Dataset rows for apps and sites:
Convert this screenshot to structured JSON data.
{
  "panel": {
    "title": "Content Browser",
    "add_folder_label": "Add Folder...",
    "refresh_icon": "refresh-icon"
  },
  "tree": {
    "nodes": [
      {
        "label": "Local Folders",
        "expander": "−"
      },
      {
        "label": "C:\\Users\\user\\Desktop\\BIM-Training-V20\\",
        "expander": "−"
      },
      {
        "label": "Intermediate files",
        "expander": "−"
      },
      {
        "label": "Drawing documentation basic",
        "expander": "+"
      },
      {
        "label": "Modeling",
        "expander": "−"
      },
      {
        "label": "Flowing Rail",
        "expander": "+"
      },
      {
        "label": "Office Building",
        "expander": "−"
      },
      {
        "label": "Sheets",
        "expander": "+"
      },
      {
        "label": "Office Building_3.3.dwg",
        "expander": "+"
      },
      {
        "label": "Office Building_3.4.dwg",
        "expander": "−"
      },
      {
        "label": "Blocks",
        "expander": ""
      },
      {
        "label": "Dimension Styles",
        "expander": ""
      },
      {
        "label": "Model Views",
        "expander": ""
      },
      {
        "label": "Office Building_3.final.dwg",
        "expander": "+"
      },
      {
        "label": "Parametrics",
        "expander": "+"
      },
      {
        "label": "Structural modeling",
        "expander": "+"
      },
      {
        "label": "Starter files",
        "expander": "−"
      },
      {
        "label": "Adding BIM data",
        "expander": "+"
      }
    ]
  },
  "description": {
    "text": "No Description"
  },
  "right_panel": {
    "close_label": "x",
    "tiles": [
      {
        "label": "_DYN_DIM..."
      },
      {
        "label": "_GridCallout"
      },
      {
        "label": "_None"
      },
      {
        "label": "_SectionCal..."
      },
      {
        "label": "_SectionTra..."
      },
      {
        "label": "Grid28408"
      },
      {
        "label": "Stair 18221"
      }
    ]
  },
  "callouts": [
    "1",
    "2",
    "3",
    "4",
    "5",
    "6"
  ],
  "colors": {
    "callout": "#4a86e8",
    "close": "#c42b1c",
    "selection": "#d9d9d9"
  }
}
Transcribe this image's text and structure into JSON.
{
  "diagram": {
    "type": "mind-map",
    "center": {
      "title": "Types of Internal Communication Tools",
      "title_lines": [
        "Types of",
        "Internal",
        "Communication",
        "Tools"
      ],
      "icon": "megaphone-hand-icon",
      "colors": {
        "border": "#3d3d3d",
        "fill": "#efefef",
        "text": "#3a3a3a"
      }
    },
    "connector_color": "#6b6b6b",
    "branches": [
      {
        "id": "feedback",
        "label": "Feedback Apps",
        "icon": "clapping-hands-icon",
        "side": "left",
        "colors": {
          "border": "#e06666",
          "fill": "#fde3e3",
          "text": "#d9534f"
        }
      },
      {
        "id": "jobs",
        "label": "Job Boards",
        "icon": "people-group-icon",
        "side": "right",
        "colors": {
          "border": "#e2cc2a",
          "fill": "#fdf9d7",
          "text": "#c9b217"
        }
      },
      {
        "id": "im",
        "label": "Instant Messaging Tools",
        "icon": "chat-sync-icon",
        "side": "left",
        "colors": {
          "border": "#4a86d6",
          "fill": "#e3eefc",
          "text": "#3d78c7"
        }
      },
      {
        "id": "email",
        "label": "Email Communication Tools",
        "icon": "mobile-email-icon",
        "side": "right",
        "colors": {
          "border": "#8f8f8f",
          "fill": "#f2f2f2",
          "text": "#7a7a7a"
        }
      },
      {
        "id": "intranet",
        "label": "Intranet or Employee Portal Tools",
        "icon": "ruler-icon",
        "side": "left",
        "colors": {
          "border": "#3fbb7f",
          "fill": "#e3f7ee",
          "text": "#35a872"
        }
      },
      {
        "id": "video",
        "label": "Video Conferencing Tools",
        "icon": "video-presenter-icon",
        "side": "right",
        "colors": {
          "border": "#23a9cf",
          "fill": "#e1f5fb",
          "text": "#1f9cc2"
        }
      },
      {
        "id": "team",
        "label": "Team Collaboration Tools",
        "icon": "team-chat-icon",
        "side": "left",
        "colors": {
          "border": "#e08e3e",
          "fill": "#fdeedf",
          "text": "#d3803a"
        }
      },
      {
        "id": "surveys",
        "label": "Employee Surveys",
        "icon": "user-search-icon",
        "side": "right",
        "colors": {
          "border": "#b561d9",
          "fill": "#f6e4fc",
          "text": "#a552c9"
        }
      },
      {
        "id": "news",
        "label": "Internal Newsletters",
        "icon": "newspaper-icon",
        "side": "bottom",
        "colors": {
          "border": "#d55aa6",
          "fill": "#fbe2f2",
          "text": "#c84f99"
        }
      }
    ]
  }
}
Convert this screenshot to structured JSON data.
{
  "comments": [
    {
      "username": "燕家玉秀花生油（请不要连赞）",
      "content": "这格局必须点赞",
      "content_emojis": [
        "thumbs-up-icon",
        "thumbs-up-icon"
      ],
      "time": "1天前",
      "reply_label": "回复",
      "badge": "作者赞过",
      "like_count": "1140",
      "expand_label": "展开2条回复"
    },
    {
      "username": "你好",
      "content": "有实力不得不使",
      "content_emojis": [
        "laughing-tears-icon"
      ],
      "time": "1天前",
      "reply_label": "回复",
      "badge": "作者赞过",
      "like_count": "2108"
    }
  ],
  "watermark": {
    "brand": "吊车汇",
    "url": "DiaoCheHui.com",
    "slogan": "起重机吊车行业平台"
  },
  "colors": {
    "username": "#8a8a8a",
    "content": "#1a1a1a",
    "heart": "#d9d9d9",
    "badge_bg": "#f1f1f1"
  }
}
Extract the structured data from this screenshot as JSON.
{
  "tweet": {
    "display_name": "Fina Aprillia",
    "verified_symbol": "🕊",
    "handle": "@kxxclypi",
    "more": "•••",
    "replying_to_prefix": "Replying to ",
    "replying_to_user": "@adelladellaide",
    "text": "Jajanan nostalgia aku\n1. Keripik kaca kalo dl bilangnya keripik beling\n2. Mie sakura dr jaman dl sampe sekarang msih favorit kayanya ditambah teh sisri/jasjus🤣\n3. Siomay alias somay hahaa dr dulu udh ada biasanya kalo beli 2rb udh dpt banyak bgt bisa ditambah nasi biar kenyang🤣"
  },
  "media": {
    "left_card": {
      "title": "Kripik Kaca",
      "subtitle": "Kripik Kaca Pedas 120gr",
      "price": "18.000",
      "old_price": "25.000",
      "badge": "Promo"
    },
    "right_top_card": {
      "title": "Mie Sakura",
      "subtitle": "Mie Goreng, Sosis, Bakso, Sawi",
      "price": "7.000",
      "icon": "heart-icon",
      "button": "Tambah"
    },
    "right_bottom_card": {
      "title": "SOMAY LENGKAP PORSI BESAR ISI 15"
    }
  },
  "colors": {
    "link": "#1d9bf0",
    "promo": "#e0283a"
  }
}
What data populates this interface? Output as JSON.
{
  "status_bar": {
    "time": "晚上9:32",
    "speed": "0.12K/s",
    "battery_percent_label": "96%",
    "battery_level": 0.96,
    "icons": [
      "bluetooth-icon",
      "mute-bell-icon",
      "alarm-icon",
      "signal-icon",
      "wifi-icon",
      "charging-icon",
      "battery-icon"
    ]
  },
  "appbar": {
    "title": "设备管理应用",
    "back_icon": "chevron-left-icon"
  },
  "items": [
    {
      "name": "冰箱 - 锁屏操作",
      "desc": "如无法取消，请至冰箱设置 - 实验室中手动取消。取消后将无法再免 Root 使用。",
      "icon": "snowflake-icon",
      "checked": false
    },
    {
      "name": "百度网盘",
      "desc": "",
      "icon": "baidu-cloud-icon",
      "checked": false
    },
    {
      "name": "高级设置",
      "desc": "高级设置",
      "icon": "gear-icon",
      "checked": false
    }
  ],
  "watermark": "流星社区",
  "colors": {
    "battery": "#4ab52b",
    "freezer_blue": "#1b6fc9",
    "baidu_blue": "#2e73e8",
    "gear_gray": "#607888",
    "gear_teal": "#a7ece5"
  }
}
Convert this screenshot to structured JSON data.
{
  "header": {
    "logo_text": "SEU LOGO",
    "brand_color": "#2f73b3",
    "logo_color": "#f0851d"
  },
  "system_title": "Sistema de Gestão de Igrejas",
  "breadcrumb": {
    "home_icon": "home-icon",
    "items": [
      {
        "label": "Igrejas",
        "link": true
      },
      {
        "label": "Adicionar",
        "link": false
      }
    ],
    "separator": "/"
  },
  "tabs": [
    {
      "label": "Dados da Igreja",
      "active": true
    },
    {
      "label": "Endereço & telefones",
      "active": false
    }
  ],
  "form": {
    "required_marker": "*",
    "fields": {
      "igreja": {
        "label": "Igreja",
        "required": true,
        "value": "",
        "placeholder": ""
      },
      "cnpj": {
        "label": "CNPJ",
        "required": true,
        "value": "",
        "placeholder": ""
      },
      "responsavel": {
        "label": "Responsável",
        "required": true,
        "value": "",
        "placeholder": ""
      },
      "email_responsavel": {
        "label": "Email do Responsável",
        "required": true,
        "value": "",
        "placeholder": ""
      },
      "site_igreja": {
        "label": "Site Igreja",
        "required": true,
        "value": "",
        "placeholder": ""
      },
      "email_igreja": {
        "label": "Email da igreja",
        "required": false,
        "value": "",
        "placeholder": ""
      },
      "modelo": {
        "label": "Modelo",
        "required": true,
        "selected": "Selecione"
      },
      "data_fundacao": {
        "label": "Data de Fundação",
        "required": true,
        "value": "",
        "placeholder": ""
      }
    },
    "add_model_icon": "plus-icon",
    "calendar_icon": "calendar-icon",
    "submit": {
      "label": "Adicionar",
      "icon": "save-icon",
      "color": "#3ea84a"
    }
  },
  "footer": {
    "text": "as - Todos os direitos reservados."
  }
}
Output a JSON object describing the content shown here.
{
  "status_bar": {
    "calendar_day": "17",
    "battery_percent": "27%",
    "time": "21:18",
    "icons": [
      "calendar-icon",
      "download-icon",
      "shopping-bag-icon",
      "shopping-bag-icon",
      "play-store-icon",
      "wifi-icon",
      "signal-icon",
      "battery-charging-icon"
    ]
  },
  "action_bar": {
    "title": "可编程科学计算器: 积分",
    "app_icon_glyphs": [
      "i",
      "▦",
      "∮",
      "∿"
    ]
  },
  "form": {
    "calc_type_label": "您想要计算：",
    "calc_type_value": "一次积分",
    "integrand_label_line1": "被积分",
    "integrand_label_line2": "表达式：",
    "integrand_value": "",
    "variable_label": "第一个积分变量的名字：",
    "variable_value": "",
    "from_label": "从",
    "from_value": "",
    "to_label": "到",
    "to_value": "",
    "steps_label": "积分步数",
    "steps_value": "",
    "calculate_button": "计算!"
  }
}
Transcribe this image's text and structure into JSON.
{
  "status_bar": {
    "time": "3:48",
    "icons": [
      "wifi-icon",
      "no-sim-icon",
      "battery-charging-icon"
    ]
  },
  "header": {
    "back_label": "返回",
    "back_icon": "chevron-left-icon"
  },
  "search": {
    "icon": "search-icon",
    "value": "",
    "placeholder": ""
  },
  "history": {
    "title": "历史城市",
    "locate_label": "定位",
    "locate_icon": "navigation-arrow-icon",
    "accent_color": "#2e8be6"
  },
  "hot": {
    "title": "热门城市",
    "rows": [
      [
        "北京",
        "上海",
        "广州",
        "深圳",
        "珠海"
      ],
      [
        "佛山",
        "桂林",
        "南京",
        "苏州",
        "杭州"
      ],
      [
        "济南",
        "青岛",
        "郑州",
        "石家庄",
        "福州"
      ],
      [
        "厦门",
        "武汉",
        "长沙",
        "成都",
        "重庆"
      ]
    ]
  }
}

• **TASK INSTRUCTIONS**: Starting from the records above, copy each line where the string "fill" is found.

• **TASK RESULT**:
        "fill": "#efefef",
          "fill": "#fde3e3",
          "fill": "#fdf9d7",
          "fill": "#e3eefc",
          "fill": "#f2f2f2",
          "fill": "#e3f7ee",
          "fill": "#e1f5fb",
          "fill": "#fdeedf",
          "fill": "#f6e4fc",
          "fill": "#fbe2f2",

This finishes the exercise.